TABLE 2__________________________________________________________________________Example Coating Wt Wt % Barrier Adhesion AdhesionNo. Polymer Composition mg/sq m Crosslinker Gel Sub Performance Dry Wet__________________________________________________________________________42 TBA/AM/APA/APM 65/25/5/5 500 No No Good Slight No Failure43 TBA/AM/APA/APM* 65/25/5/5 500 No No Poor No Failure No Failure44 TBA/IPA/APM 75/10/15 500 No No Good No Failure Trace Failure45 TBA/AM/APM 80/15/5 750 5% DHD No Good No Failure No Failure46 TBA/APM 84/16 750 5% DHD Yes Good No Failure No Failure47 TBA/APM 84/16 750 5% DHD No Good No Failure Trace Failure48 TBA/APM 84/16 750 5% DHD Yes Good No Failure No Failure49 TBA/APM 84/16 1200 9% DHD Yes Good No Failure No FailureControl Poor Poor Poor__________________________________________________________________________ *plus 20% gelatin based on polymer

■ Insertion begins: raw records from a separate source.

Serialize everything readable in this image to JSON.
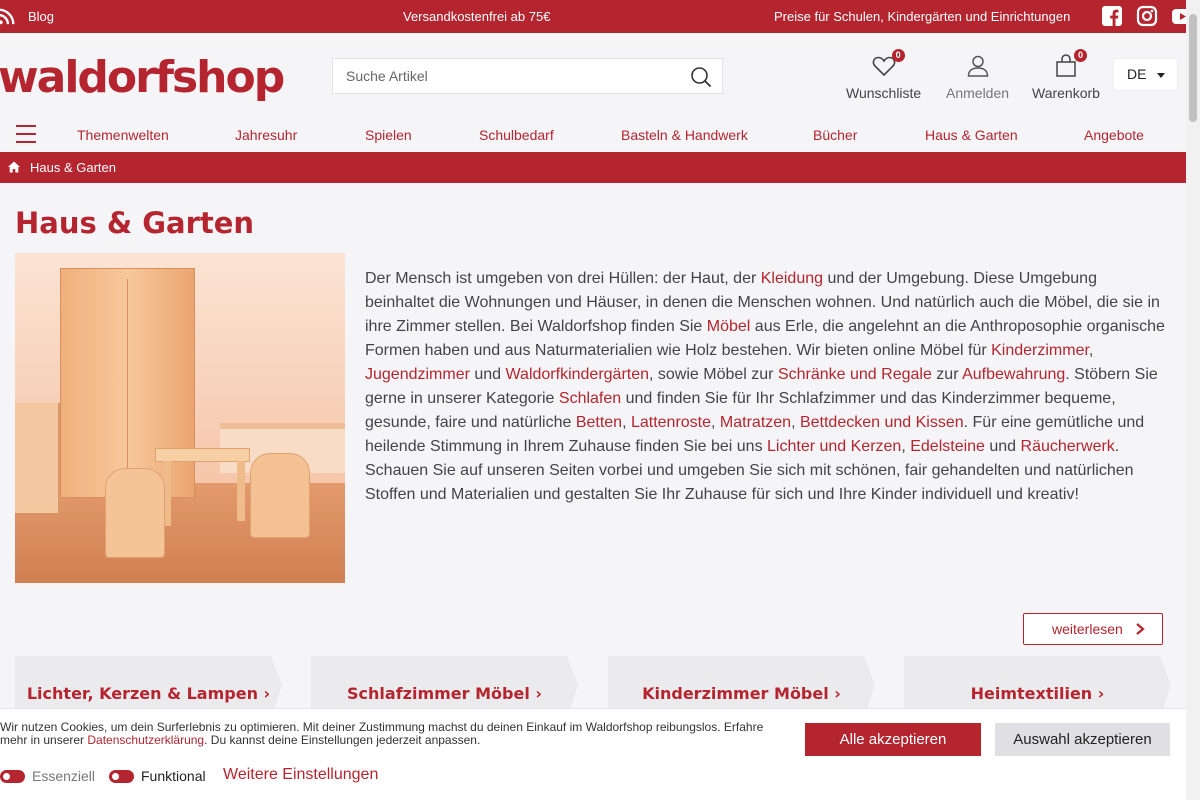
{
  "topbar": {
    "blog": "Blog",
    "shipping": "Versandkostenfrei ab 75€",
    "institutions": "Preise für Schulen, Kindergärten und Einrichtungen"
  },
  "header": {
    "logo": "waldorfshop",
    "search_placeholder": "Suche Artikel",
    "wishlist": "Wunschliste",
    "wishlist_count": "0",
    "login": "Anmelden",
    "cart": "Warenkorb",
    "cart_count": "0",
    "language": "DE"
  },
  "nav": {
    "items": [
      "Themenwelten",
      "Jahresuhr",
      "Spielen",
      "Schulbedarf",
      "Basteln & Handwerk",
      "Bücher",
      "Haus & Garten",
      "Angebote"
    ]
  },
  "breadcrumb": {
    "current": "Haus & Garten"
  },
  "page": {
    "title": "Haus & Garten",
    "desc": [
      "Der Mensch ist umgeben von drei Hüllen: der Haut, der ",
      "Kleidung",
      " und der Umgebung. Diese Umgebung beinhaltet die Wohnungen und Häuser, in denen die Menschen wohnen. Und natürlich auch die Möbel, die sie in ihre Zimmer stellen. Bei Waldorfshop finden Sie ",
      "Möbel",
      " aus Erle, die angelehnt an die Anthroposophie organische Formen haben und aus Naturmaterialien wie Holz bestehen. Wir bieten online Möbel für ",
      "Kinderzimmer",
      ", ",
      "Jugendzimmer",
      " und ",
      "Waldorfkindergärten",
      ", sowie Möbel zur ",
      "Schränke und Regale",
      " zur ",
      "Aufbewahrung",
      ". Stöbern Sie gerne in unserer Kategorie ",
      "Schlafen",
      " und finden Sie für Ihr Schlafzimmer und das Kinderzimmer bequeme, gesunde, faire und natürliche ",
      "Betten",
      ", ",
      "Lattenroste",
      ", ",
      "Matratzen",
      ", ",
      "Bettdecken und Kissen",
      ". Für eine gemütliche und heilende Stimmung in Ihrem Zuhause finden Sie bei uns ",
      "Lichter und Kerzen",
      ", ",
      "Edelsteine",
      " und ",
      "Räucherwerk",
      ". Schauen Sie auf unseren Seiten vorbei und umgeben Sie sich mit schönen, fair gehandelten und natürlichen Stoffen und Materialien und gestalten Sie Ihr Zuhause für sich und Ihre Kinder individuell und kreativ!"
    ],
    "read_more": "weiterlesen"
  },
  "tiles": [
    "Lichter, Kerzen & Lampen",
    "Schlafzimmer Möbel",
    "Kinderzimmer Möbel",
    "Heimtextilien"
  ],
  "cookie": {
    "msg_1": "Wir nutzen Cookies, um dein Surferlebnis zu optimieren. Mit deiner Zustimmung machst du deinen Einkauf im Waldorfshop reibungslos. Erfahre mehr in unserer ",
    "privacy_link": "Datenschutzerklärung",
    "msg_2": ". Du kannst deine Einstellungen jederzeit anpassen.",
    "essential": "Essenziell",
    "functional": "Funktional",
    "further_settings": "Weitere Einstellungen",
    "accept_all": "Alle akzeptieren",
    "accept_selection": "Auswahl akzeptieren"
  },
  "colors": {
    "brand": "#b5252f",
    "background": "#f5f5f7"
  }
}
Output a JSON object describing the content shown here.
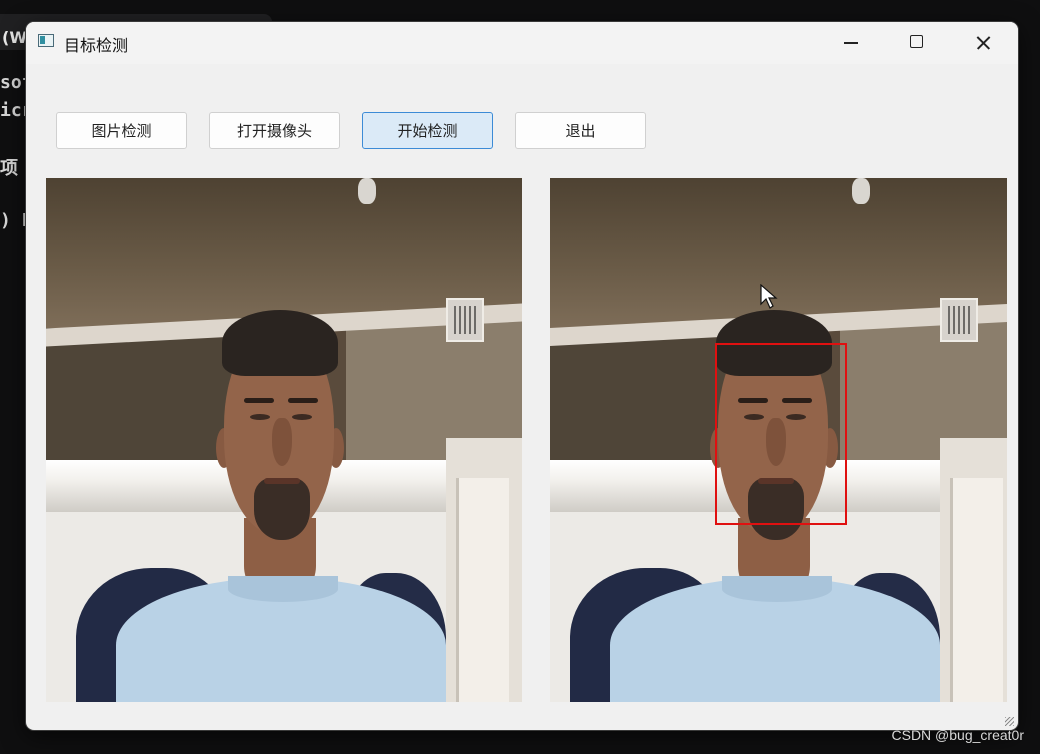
{
  "background_terminal": {
    "tab_fragment": "(Wi",
    "lines": [
      "sof",
      "icr",
      "项",
      ") F"
    ]
  },
  "window": {
    "title": "目标检测",
    "controls": {
      "minimize": "minimize-icon",
      "maximize": "maximize-icon",
      "close": "close-icon"
    }
  },
  "toolbar": {
    "image_detect_label": "图片检测",
    "open_camera_label": "打开摄像头",
    "start_detect_label": "开始检测",
    "exit_label": "退出",
    "active_button": "开始检测"
  },
  "panels": {
    "left": {
      "content": "camera-frame"
    },
    "right": {
      "content": "detection-frame",
      "detection_box_color": "#e01010"
    }
  },
  "colors": {
    "accent": "#3c8bd6",
    "active_button_bg": "#dbeaf7",
    "box": "#e01010"
  },
  "watermark": "CSDN @bug_creat0r"
}
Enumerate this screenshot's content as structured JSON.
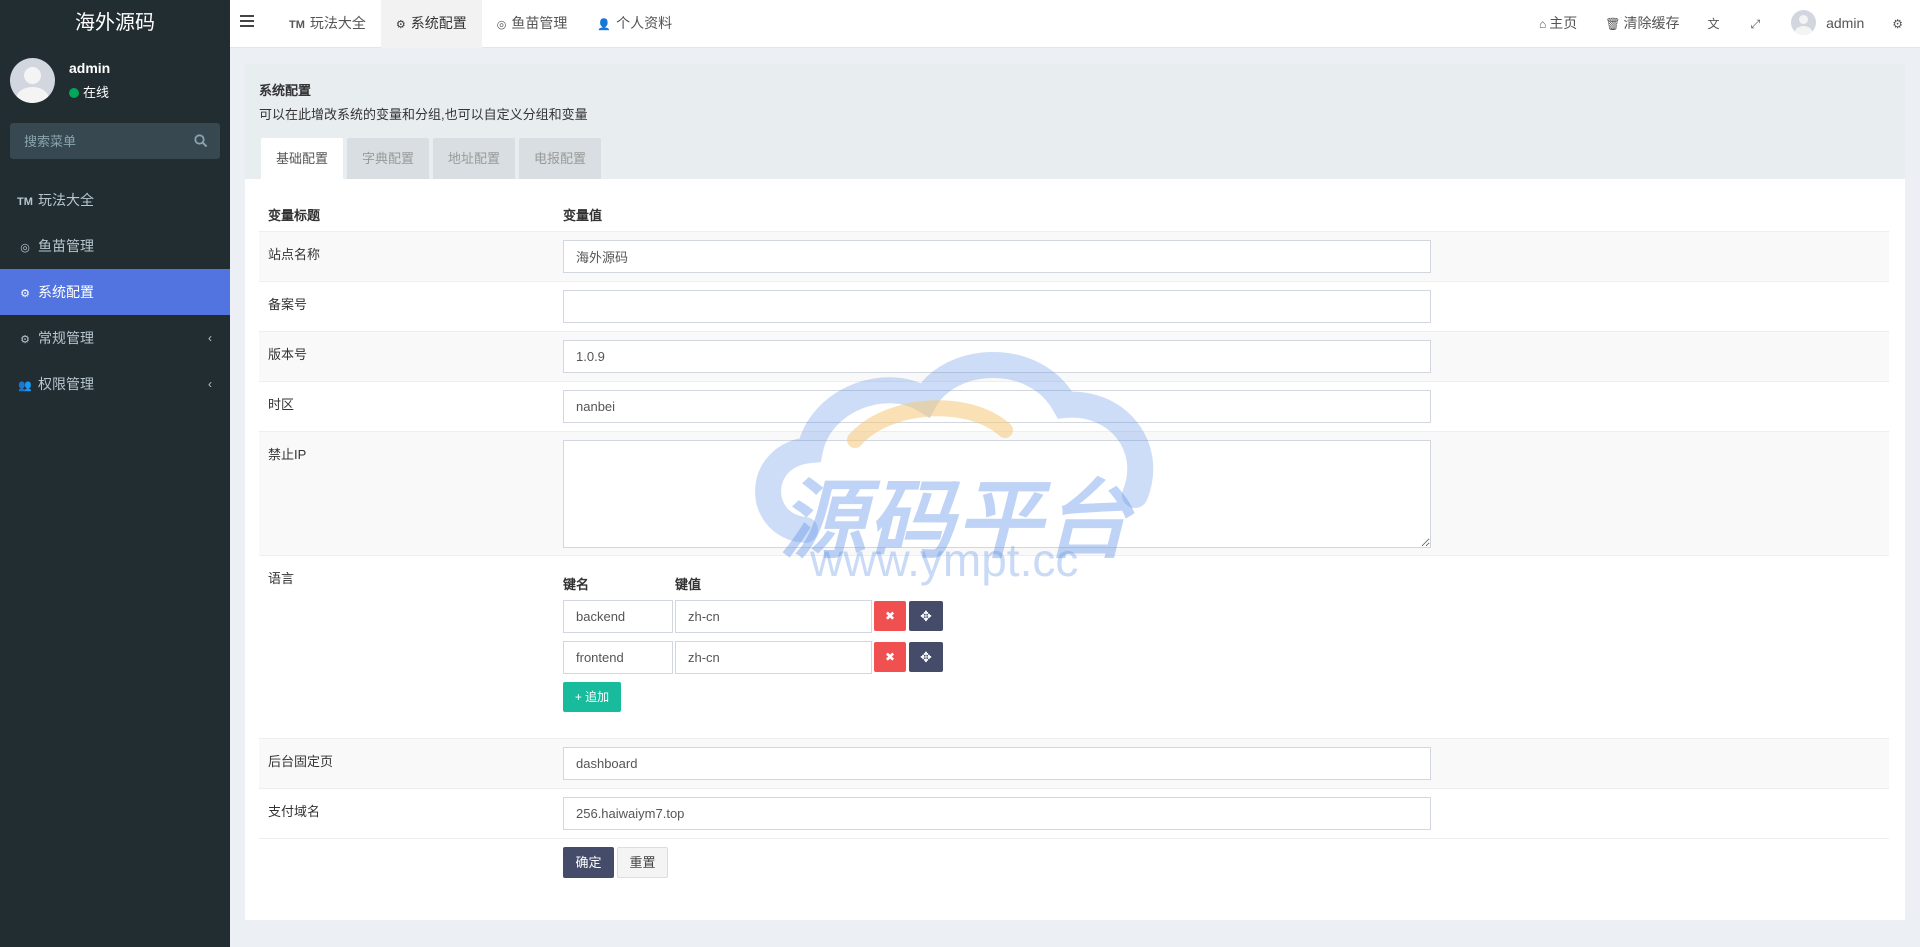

Although the invention has been described in considerable detail herein, it is to be understood that such detail is solely for the purpose of illustration and that variations can be make without departing from the spirit and scope of the invention except as set forth in the claims.